WORK TO COMPLETE: Go through the listing below and state how many of its lines include "Lite". Write only that number.
==== PROVIDED DATA ====
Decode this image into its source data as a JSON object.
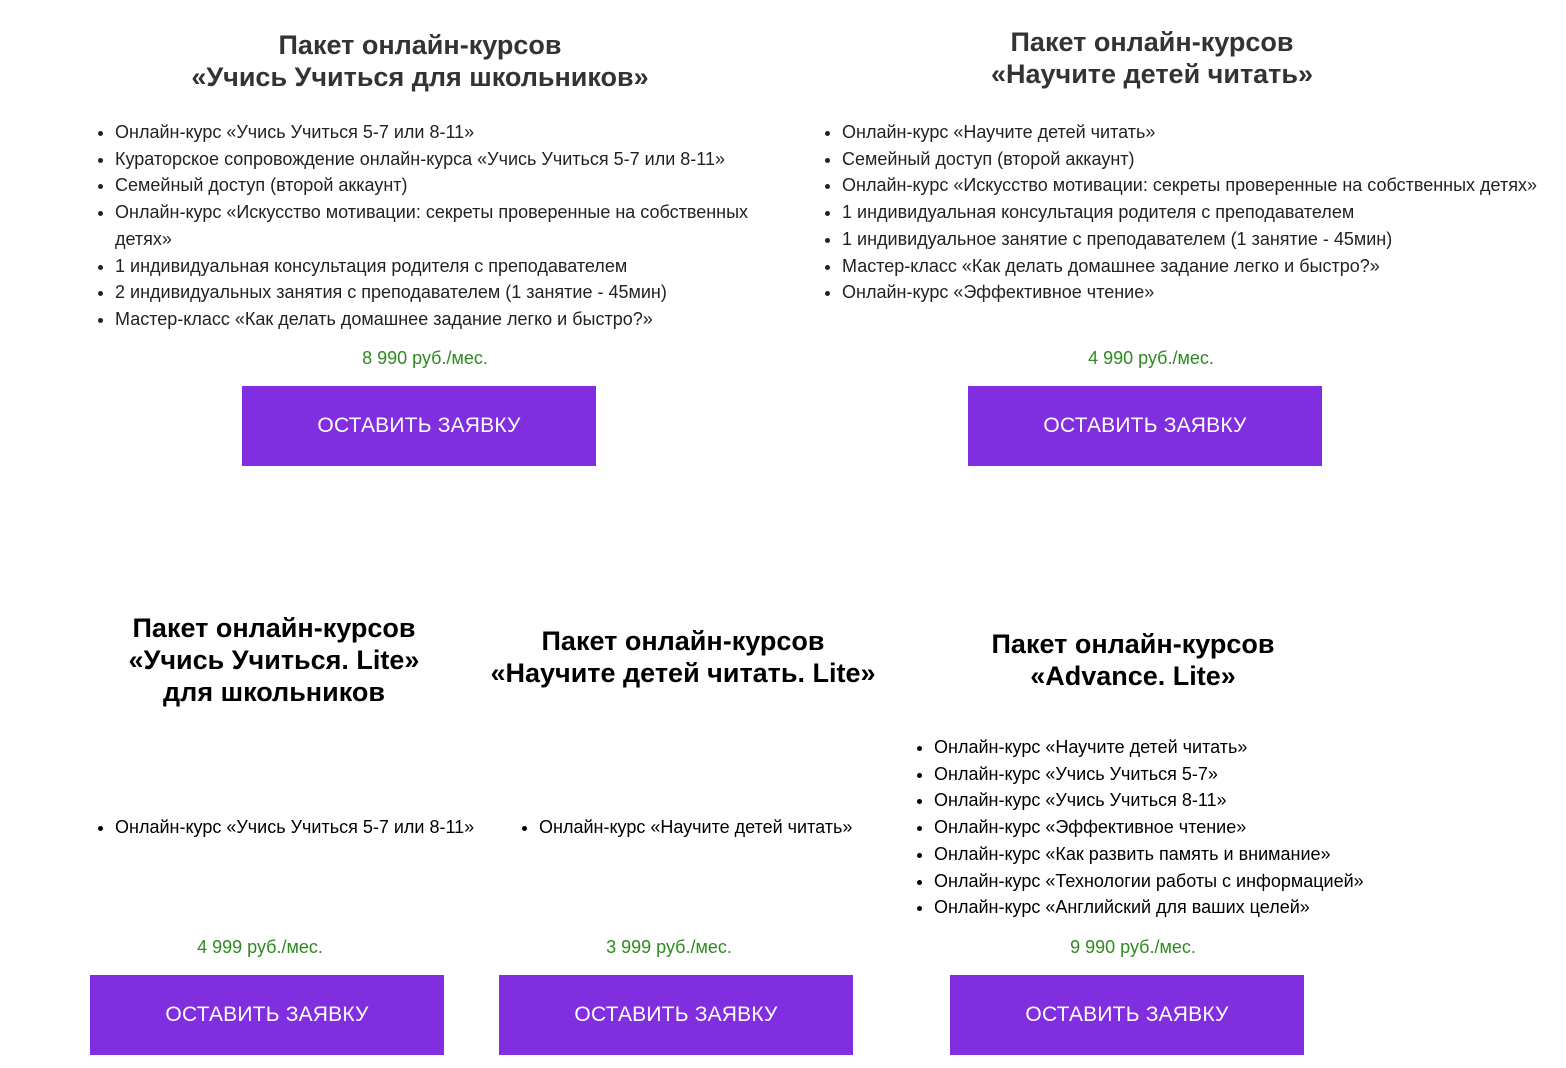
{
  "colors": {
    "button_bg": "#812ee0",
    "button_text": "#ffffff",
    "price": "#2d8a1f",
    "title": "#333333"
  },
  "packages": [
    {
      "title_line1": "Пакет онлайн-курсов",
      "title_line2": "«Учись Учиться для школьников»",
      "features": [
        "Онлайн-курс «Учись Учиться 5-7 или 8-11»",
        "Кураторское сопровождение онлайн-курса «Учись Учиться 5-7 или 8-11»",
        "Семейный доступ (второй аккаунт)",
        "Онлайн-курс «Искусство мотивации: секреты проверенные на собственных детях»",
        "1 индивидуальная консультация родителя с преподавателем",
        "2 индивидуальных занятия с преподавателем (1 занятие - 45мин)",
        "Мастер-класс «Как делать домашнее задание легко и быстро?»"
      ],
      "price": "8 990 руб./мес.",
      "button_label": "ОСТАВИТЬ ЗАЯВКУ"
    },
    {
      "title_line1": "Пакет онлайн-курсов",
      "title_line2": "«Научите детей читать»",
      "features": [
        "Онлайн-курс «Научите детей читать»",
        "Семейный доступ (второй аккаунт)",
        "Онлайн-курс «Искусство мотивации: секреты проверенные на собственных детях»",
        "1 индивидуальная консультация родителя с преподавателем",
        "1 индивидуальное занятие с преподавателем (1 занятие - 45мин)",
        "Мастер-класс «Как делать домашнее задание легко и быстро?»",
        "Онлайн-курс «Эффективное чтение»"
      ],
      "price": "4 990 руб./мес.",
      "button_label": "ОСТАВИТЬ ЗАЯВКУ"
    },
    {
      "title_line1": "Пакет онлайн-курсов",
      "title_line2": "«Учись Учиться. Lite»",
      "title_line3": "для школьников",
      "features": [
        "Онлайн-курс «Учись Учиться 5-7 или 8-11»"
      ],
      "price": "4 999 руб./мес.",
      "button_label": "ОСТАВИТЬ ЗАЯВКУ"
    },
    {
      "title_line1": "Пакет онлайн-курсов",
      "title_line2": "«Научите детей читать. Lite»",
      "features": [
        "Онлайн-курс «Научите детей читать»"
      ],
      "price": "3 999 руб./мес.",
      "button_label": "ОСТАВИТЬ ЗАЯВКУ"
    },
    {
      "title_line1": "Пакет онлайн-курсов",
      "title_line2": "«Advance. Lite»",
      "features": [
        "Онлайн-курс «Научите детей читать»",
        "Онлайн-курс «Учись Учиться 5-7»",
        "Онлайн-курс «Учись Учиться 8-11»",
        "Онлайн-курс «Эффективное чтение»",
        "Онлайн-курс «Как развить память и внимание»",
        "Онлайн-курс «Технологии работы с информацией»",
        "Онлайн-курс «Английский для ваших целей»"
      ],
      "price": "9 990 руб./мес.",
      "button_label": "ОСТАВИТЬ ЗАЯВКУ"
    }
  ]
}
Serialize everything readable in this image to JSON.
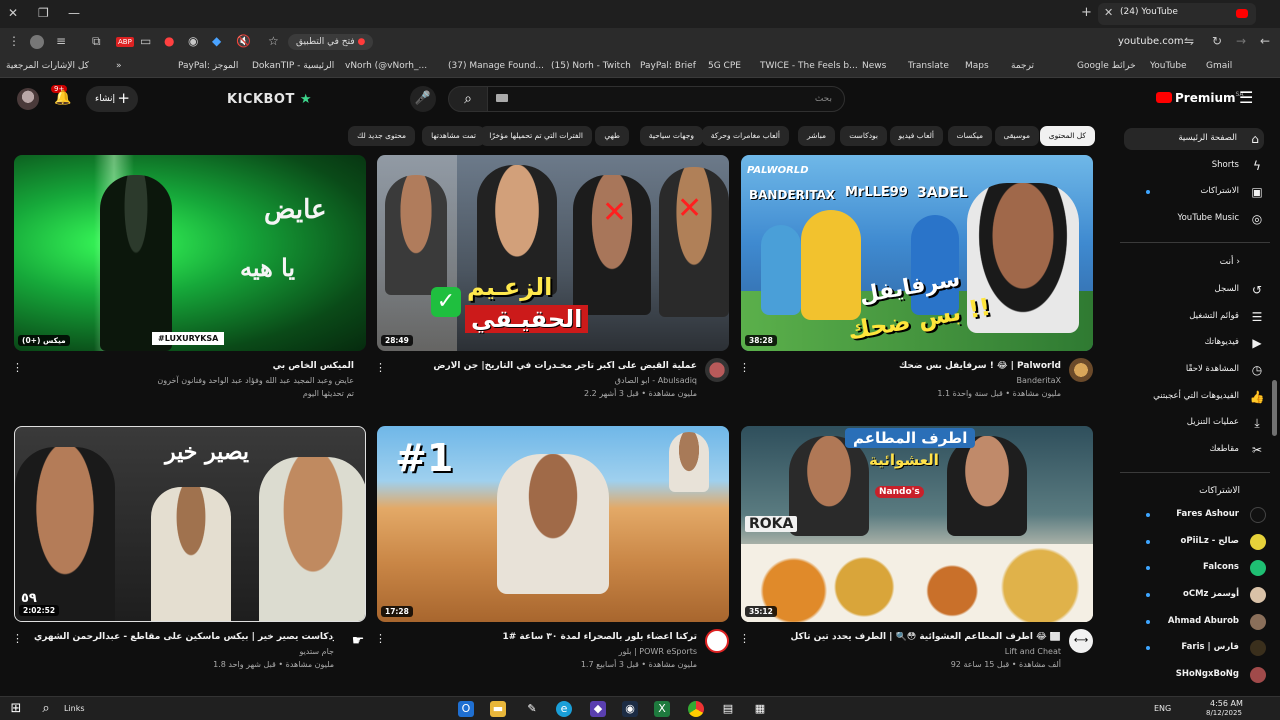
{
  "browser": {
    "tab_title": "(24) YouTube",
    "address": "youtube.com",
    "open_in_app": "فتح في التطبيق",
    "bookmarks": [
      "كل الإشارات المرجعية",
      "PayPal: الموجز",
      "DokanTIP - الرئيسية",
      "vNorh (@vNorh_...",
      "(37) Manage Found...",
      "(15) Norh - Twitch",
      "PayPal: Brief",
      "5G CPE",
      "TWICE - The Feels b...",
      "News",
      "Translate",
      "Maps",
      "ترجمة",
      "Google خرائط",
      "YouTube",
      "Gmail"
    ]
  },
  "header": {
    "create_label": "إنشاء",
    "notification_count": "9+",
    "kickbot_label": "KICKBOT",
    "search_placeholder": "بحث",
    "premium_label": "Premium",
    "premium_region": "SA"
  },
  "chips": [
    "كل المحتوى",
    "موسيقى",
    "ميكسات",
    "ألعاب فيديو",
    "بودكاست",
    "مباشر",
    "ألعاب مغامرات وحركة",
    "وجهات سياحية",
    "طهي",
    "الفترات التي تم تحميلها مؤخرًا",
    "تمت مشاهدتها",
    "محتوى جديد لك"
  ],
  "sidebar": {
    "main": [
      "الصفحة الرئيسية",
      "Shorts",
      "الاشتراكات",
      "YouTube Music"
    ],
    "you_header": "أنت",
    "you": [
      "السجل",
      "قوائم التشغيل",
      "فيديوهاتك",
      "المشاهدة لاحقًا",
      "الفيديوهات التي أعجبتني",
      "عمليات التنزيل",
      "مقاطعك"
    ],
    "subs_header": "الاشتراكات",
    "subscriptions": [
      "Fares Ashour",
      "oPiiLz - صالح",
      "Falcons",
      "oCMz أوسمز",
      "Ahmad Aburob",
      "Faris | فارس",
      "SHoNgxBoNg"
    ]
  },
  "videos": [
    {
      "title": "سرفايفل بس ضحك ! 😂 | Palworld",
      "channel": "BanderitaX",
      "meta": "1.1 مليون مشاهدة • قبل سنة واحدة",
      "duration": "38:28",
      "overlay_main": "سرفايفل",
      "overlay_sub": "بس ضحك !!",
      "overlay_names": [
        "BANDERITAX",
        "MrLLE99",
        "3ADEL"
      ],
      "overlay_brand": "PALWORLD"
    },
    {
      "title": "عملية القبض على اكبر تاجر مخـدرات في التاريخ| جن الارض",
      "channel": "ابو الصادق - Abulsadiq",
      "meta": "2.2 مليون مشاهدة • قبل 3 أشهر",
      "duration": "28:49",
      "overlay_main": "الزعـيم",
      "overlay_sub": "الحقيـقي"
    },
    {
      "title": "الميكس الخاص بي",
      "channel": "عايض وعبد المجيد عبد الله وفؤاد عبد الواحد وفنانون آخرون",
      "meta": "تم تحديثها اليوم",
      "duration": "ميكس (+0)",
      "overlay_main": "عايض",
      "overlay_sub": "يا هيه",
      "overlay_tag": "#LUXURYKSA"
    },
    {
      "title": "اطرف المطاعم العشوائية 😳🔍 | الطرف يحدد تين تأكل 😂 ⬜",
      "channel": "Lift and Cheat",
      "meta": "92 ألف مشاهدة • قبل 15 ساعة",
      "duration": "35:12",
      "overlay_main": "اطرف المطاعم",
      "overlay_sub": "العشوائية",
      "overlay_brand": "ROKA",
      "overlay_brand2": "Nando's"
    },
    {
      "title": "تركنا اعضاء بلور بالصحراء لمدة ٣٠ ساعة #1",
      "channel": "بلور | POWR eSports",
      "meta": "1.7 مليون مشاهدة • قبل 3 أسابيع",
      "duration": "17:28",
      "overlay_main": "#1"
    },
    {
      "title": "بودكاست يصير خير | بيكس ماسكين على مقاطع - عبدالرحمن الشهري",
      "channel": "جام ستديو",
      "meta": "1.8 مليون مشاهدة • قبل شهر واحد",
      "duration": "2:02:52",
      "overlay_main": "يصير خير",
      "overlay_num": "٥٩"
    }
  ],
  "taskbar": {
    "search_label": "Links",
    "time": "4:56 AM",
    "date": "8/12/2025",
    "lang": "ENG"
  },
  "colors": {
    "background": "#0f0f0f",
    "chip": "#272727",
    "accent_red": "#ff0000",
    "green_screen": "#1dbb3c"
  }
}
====
EXERCISE ANSWER: 3